BEGIN RECORDS SHOWN

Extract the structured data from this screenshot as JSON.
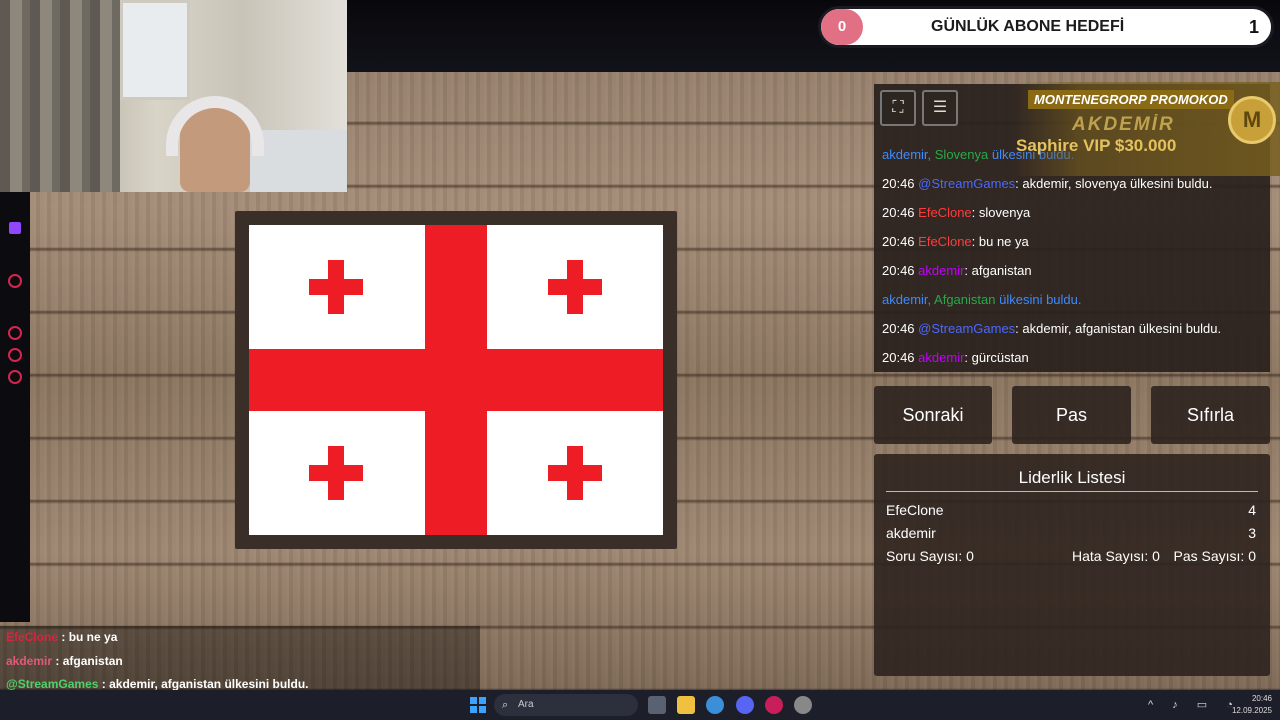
{
  "goal": {
    "count": "0",
    "title": "GÜNLÜK ABONE HEDEFİ",
    "target": "1"
  },
  "promo": {
    "label": "MONTENEGRORP PROMOKOD",
    "code": "AKDEMİR",
    "vip": "Saphire VIP $30.000",
    "badge": "M"
  },
  "chat": {
    "tools": [
      "expand-icon",
      "document-icon"
    ],
    "lines": [
      {
        "time": "",
        "user": "akdemir,",
        "user_color": "blue",
        "country": "Slovenya",
        "msg": "ülkesini buldu."
      },
      {
        "time": "20:46",
        "user": "@StreamGames",
        "user_color": "sg",
        "msg": ": akdemir, slovenya ülkesini buldu."
      },
      {
        "time": "20:46",
        "user": "EfeClone",
        "user_color": "red",
        "msg": ": slovenya"
      },
      {
        "time": "20:46",
        "user": "EfeClone",
        "user_color": "red",
        "msg": ": bu ne ya"
      },
      {
        "time": "20:46",
        "user": "akdemir",
        "user_color": "mag",
        "msg": ": afganistan"
      },
      {
        "time": "",
        "user": "akdemir,",
        "user_color": "blue",
        "country": "Afganistan",
        "msg": "ülkesini buldu."
      },
      {
        "time": "20:46",
        "user": "@StreamGames",
        "user_color": "sg",
        "msg": ": akdemir, afganistan ülkesini buldu."
      },
      {
        "time": "20:46",
        "user": "akdemir",
        "user_color": "mag",
        "msg": ": gürcüstan"
      }
    ]
  },
  "buttons": {
    "next": "Sonraki",
    "pass": "Pas",
    "reset": "Sıfırla"
  },
  "leaderboard": {
    "title": "Liderlik Listesi",
    "entries": [
      {
        "name": "EfeClone",
        "score": "4"
      },
      {
        "name": "akdemir",
        "score": "3"
      }
    ],
    "questions": "Soru Sayısı: 0",
    "errors": "Hata Sayısı: 0",
    "passes": "Pas Sayısı: 0"
  },
  "overlay_chat": [
    {
      "user": "EfeClone",
      "msg": ": bu ne ya"
    },
    {
      "user": "akdemir",
      "msg": ": afganistan"
    },
    {
      "user": "@StreamGames",
      "msg": ": akdemir, afganistan ülkesini buldu."
    }
  ],
  "taskbar": {
    "search_placeholder": "Ara",
    "time": "20:46",
    "date": "12.09.2025"
  },
  "colors": {
    "flag_red": "#ee1c25",
    "flag_white": "#ffffff",
    "accent": "#d6254f"
  }
}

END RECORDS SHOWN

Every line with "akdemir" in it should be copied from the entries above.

REPLY:
        "user": "akdemir,",
        "msg": ": akdemir, slovenya ülkesini buldu."
        "user": "akdemir",
        "user": "akdemir,",
        "msg": ": akdemir, afganistan ülkesini buldu."
        "user": "akdemir",
        "name": "akdemir",
      "user": "akdemir",
      "msg": ": akdemir, afganistan ülkesini buldu."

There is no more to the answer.